Montana: The Public Auction Yards sold just over 1,000 head of feeders last week in its first sale since August. Compared to that sale, yearling steers under 800 lbs. were up $1-2 on narrow comparisons, while heavier yearling steers were called steady. Heavy yearling heifers were mostly down $3-5. Demand was called moderate to good with aggressive buyers making for an active market. Most of the #1 steer offering was over 800 lbs. For the pair of 7-weight lots, prices ranged from $139-147.
Nebraska: The Huss Livestock Market saw its sale volume go up by about 1,500 head with 3,783 head of feeders sold. There were too few comparable sales for a market trend, but demand was called good to moderate and it improved as the sale went on. Two moderately-sized lots of benchmark yearling steers sold between $143.50-150, but prices on the large 8-weight lots saw very similar averages. The offering was notable for the 800+ lbs. lots being very large, and the prices paid for them were similarly large, relatively speaking. The 920-head lot averaging 969 lbs. averaged $130.13 for instance.
New Mexico: The Clovis Livestock Auction was one of the few sales that had a sale the week before. Volumes were up, but the prices were mostly lower. Steer calves were called $4-5 lower while heifer calves under 600 lbs. were steady to up $1. Yearling steers were up $1 and yearling heifers were down $3. Trade was called moderate to active on good demand. Most of the #1 offering was under 700 lbs. On the three small lots of #1, 7-weight steers, two were unweaned calves while one was a pair of yearlings. The unweaned steers ranged from $117.50-119 while the pair of yearlings averaged $130.
Oklahoma: The sale volume at the Oklahoma National Stockyards doubled compared to the last sale of August. Prices were overwhelmingly lower, with feeder steers mostly down $5-9, with steers over 850 lbs. seeing $12 discounts. Heifers were down $6-8. Calves were down $4-8 for steers and $11-12 for heifers. There were four lots of benchmark steers; two of them large and composed of yearlings and the other two being small and made up of unweaned calves. Despite these differences, the prices didn’t differ too much with the whole group ranging from $124-142.50. The unweaned calves did set the base of the range, but the upper end of the unweaned calf price range was competitive with the yearlings.

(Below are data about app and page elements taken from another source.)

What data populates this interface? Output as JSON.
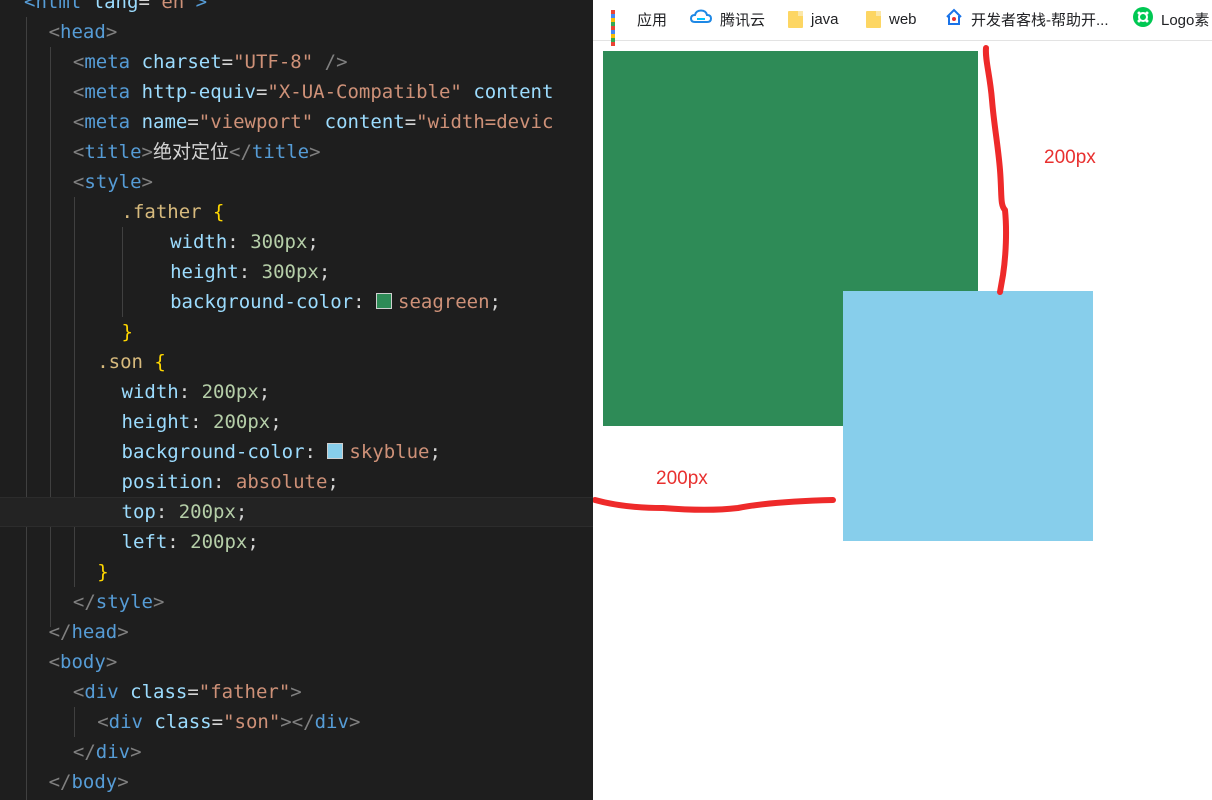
{
  "editor": {
    "lines": [
      [
        [
          "tag",
          "<"
        ],
        [
          "tag",
          "html"
        ],
        [
          "txt",
          " "
        ],
        [
          "attr",
          "lang"
        ],
        [
          "eq",
          "="
        ],
        [
          "str",
          "\"en\""
        ],
        [
          "tag",
          ">"
        ]
      ],
      [
        [
          "punc",
          "<"
        ],
        [
          "tag",
          "head"
        ],
        [
          "punc",
          ">"
        ]
      ],
      [
        [
          "punc",
          "<"
        ],
        [
          "tag",
          "meta"
        ],
        [
          "txt",
          " "
        ],
        [
          "attr",
          "charset"
        ],
        [
          "eq",
          "="
        ],
        [
          "str",
          "\"UTF-8\""
        ],
        [
          "txt",
          " "
        ],
        [
          "punc",
          "/>"
        ]
      ],
      [
        [
          "punc",
          "<"
        ],
        [
          "tag",
          "meta"
        ],
        [
          "txt",
          " "
        ],
        [
          "attr",
          "http-equiv"
        ],
        [
          "eq",
          "="
        ],
        [
          "str",
          "\"X-UA-Compatible\""
        ],
        [
          "txt",
          " "
        ],
        [
          "attr",
          "content"
        ]
      ],
      [
        [
          "punc",
          "<"
        ],
        [
          "tag",
          "meta"
        ],
        [
          "txt",
          " "
        ],
        [
          "attr",
          "name"
        ],
        [
          "eq",
          "="
        ],
        [
          "str",
          "\"viewport\""
        ],
        [
          "txt",
          " "
        ],
        [
          "attr",
          "content"
        ],
        [
          "eq",
          "="
        ],
        [
          "str",
          "\"width=devic"
        ]
      ],
      [
        [
          "punc",
          "<"
        ],
        [
          "tag",
          "title"
        ],
        [
          "punc",
          ">"
        ],
        [
          "txt",
          "绝对定位"
        ],
        [
          "punc",
          "</"
        ],
        [
          "tag",
          "title"
        ],
        [
          "punc",
          ">"
        ]
      ],
      [
        [
          "punc",
          "<"
        ],
        [
          "tag",
          "style"
        ],
        [
          "punc",
          ">"
        ]
      ],
      [
        [
          "sel",
          ".father"
        ],
        [
          "txt",
          " "
        ],
        [
          "brace",
          "{"
        ]
      ],
      [
        [
          "prop",
          "width"
        ],
        [
          "colon",
          ": "
        ],
        [
          "num",
          "300px"
        ],
        [
          "semi",
          ";"
        ]
      ],
      [
        [
          "prop",
          "height"
        ],
        [
          "colon",
          ": "
        ],
        [
          "num",
          "300px"
        ],
        [
          "semi",
          ";"
        ]
      ],
      [
        [
          "prop",
          "background-color"
        ],
        [
          "colon",
          ": "
        ],
        [
          "swatch",
          "seagreen"
        ],
        [
          "val",
          "seagreen"
        ],
        [
          "semi",
          ";"
        ]
      ],
      [
        [
          "brace",
          "}"
        ]
      ],
      [
        [
          "sel",
          ".son"
        ],
        [
          "txt",
          " "
        ],
        [
          "brace",
          "{"
        ]
      ],
      [
        [
          "prop",
          "width"
        ],
        [
          "colon",
          ": "
        ],
        [
          "num",
          "200px"
        ],
        [
          "semi",
          ";"
        ]
      ],
      [
        [
          "prop",
          "height"
        ],
        [
          "colon",
          ": "
        ],
        [
          "num",
          "200px"
        ],
        [
          "semi",
          ";"
        ]
      ],
      [
        [
          "prop",
          "background-color"
        ],
        [
          "colon",
          ": "
        ],
        [
          "swatch",
          "skyblue"
        ],
        [
          "val",
          "skyblue"
        ],
        [
          "semi",
          ";"
        ]
      ],
      [
        [
          "prop",
          "position"
        ],
        [
          "colon",
          ": "
        ],
        [
          "val",
          "absolute"
        ],
        [
          "semi",
          ";"
        ]
      ],
      [
        [
          "prop",
          "top"
        ],
        [
          "colon",
          ": "
        ],
        [
          "num",
          "200px"
        ],
        [
          "semi",
          ";"
        ]
      ],
      [
        [
          "prop",
          "left"
        ],
        [
          "colon",
          ": "
        ],
        [
          "num",
          "200px"
        ],
        [
          "semi",
          ";"
        ]
      ],
      [
        [
          "brace",
          "}"
        ]
      ],
      [
        [
          "punc",
          "</"
        ],
        [
          "tag",
          "style"
        ],
        [
          "punc",
          ">"
        ]
      ],
      [
        [
          "punc",
          "</"
        ],
        [
          "tag",
          "head"
        ],
        [
          "punc",
          ">"
        ]
      ],
      [
        [
          "punc",
          "<"
        ],
        [
          "tag",
          "body"
        ],
        [
          "punc",
          ">"
        ]
      ],
      [
        [
          "punc",
          "<"
        ],
        [
          "tag",
          "div"
        ],
        [
          "txt",
          " "
        ],
        [
          "attr",
          "class"
        ],
        [
          "eq",
          "="
        ],
        [
          "str",
          "\"father\""
        ],
        [
          "punc",
          ">"
        ]
      ],
      [
        [
          "punc",
          "<"
        ],
        [
          "tag",
          "div"
        ],
        [
          "txt",
          " "
        ],
        [
          "attr",
          "class"
        ],
        [
          "eq",
          "="
        ],
        [
          "str",
          "\"son\""
        ],
        [
          "punc",
          "></"
        ],
        [
          "tag",
          "div"
        ],
        [
          "punc",
          ">"
        ]
      ],
      [
        [
          "punc",
          "</"
        ],
        [
          "tag",
          "div"
        ],
        [
          "punc",
          ">"
        ]
      ],
      [
        [
          "punc",
          "</"
        ],
        [
          "tag",
          "body"
        ],
        [
          "punc",
          ">"
        ]
      ]
    ],
    "active_line": 17,
    "syntax_colors": {
      "tag": "#569cd6",
      "punc": "#808080",
      "attr": "#9cdcfe",
      "string": "#ce9178",
      "selector": "#d7ba7d",
      "brace": "#ffd700",
      "number": "#b5cea8",
      "background": "#1e1e1e"
    }
  },
  "bookmarks": [
    {
      "label": "应用",
      "icon": "apps-grid-icon"
    },
    {
      "label": "腾讯云",
      "icon": "tencent-cloud-icon"
    },
    {
      "label": "java",
      "icon": "folder-icon"
    },
    {
      "label": "web",
      "icon": "folder-icon"
    },
    {
      "label": "开发者客栈-帮助开...",
      "icon": "devhouse-icon"
    },
    {
      "label": "Logo素",
      "icon": "logo-site-icon"
    }
  ],
  "preview": {
    "father_color": "#2e8b57",
    "son_color": "#87ceeb",
    "annotation_vertical": "200px",
    "annotation_horizontal": "200px",
    "annotation_color": "#e8302f"
  }
}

South Dakota: Feeder steers were down $5-10 and heifers were down $3-7 last week at the Sioux Falls Regional Cattle Auction compared to the prior sale held at the end of August. Demand was called moderate for the nice offering of attractive feeders. Several long strings of feeders were offered in full and multiple load lots. The pressure from the futures was really being felt. Benchmark yearling steers ranged from $120-139.50.

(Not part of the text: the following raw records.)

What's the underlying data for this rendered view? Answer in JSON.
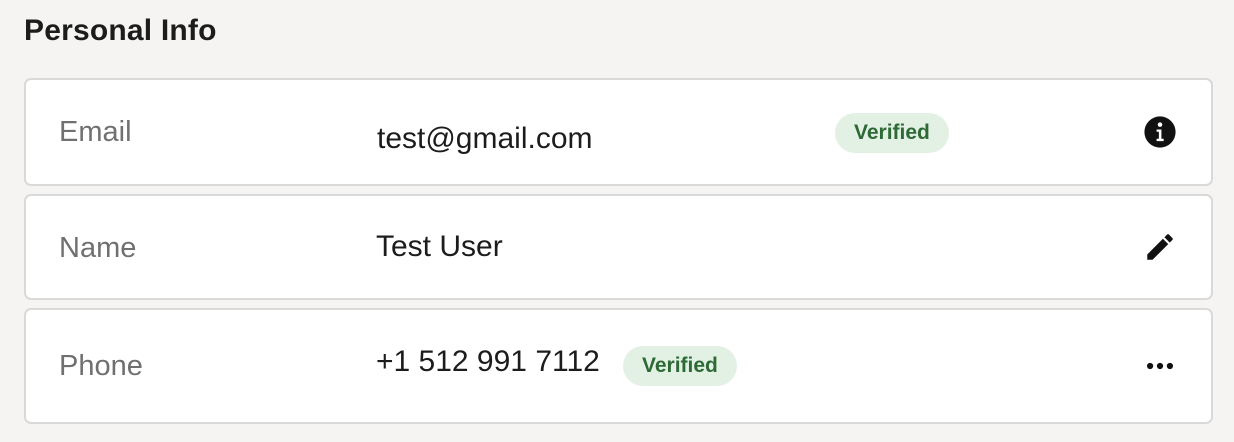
{
  "section": {
    "title": "Personal Info"
  },
  "rows": {
    "email": {
      "label": "Email",
      "value": "test@gmail.com",
      "badge": "Verified",
      "action_icon": "info-icon"
    },
    "name": {
      "label": "Name",
      "value": "Test User",
      "action_icon": "pencil-icon"
    },
    "phone": {
      "label": "Phone",
      "value": "+1 512 991 7112",
      "badge": "Verified",
      "action_icon": "more-horizontal-icon"
    }
  },
  "colors": {
    "background": "#f5f4f2",
    "card": "#ffffff",
    "border": "#d9d9d9",
    "label": "#707070",
    "text": "#1c1c1c",
    "badge_bg": "#e3f1e5",
    "badge_text": "#2e6a36"
  }
}
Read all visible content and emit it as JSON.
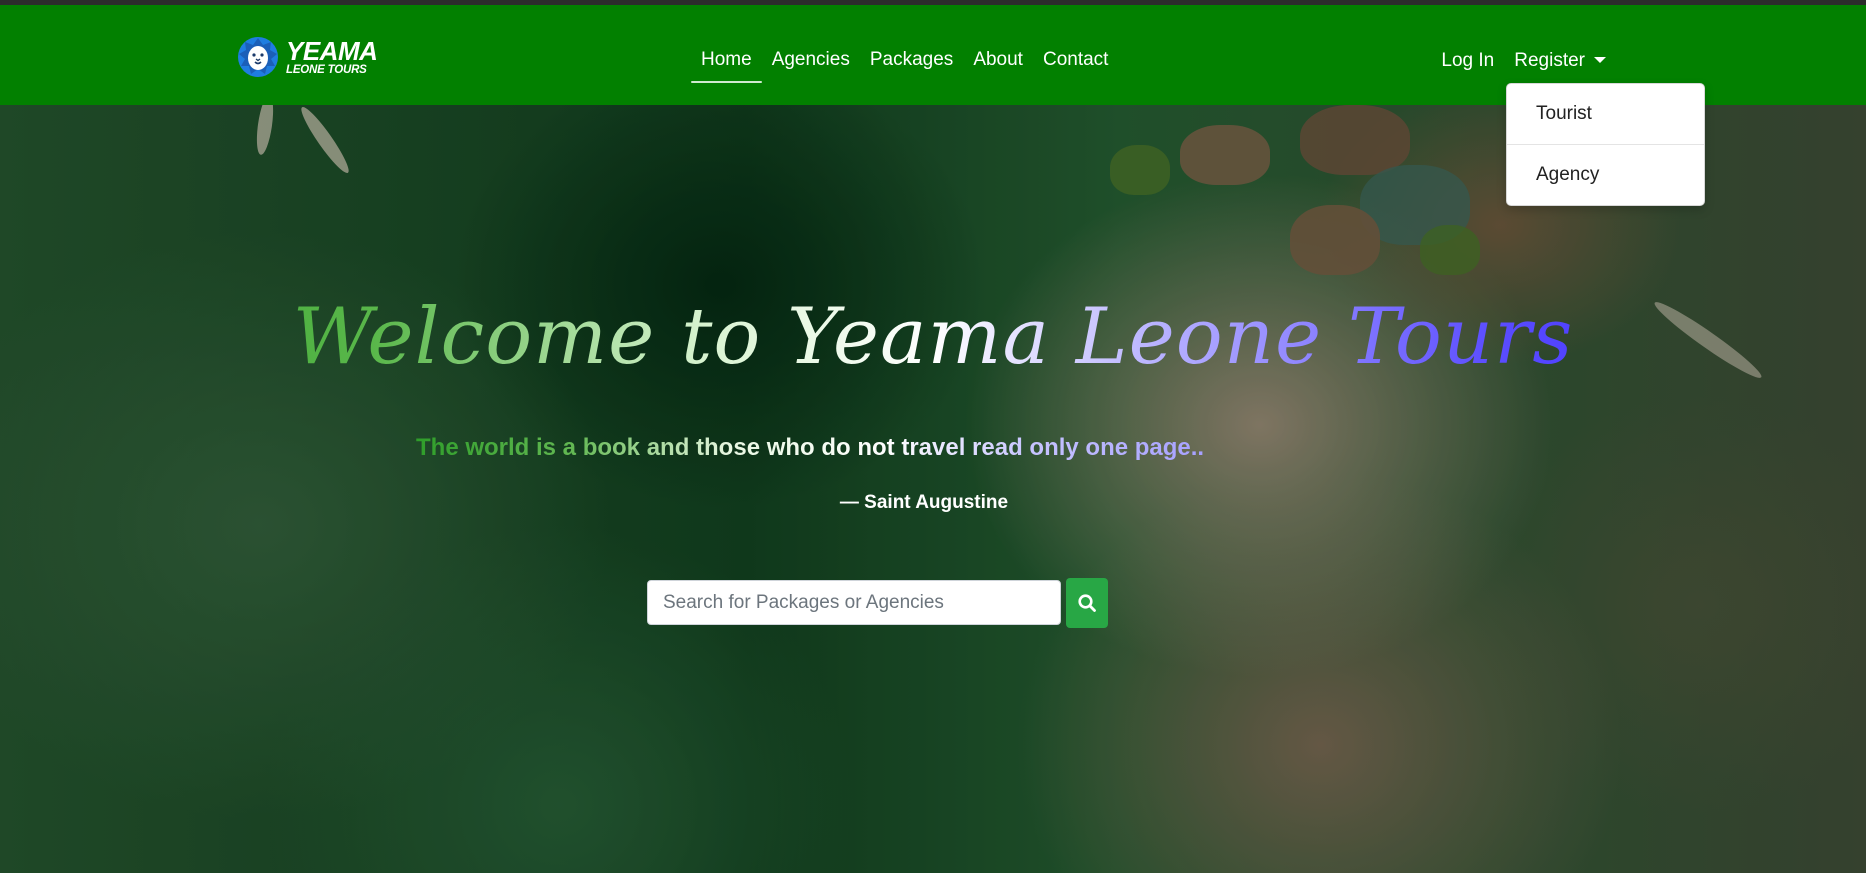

Wyoming: The Torrington Livestock auction sold almost 1,500 head of feeders last week compared to the none it sold at the most recent sale. Most of the offering was over 600 lbs. The two large lots of #1, 7-weight yearling steers sold between $139-147.75. — Kerry Halladay, WLJ editor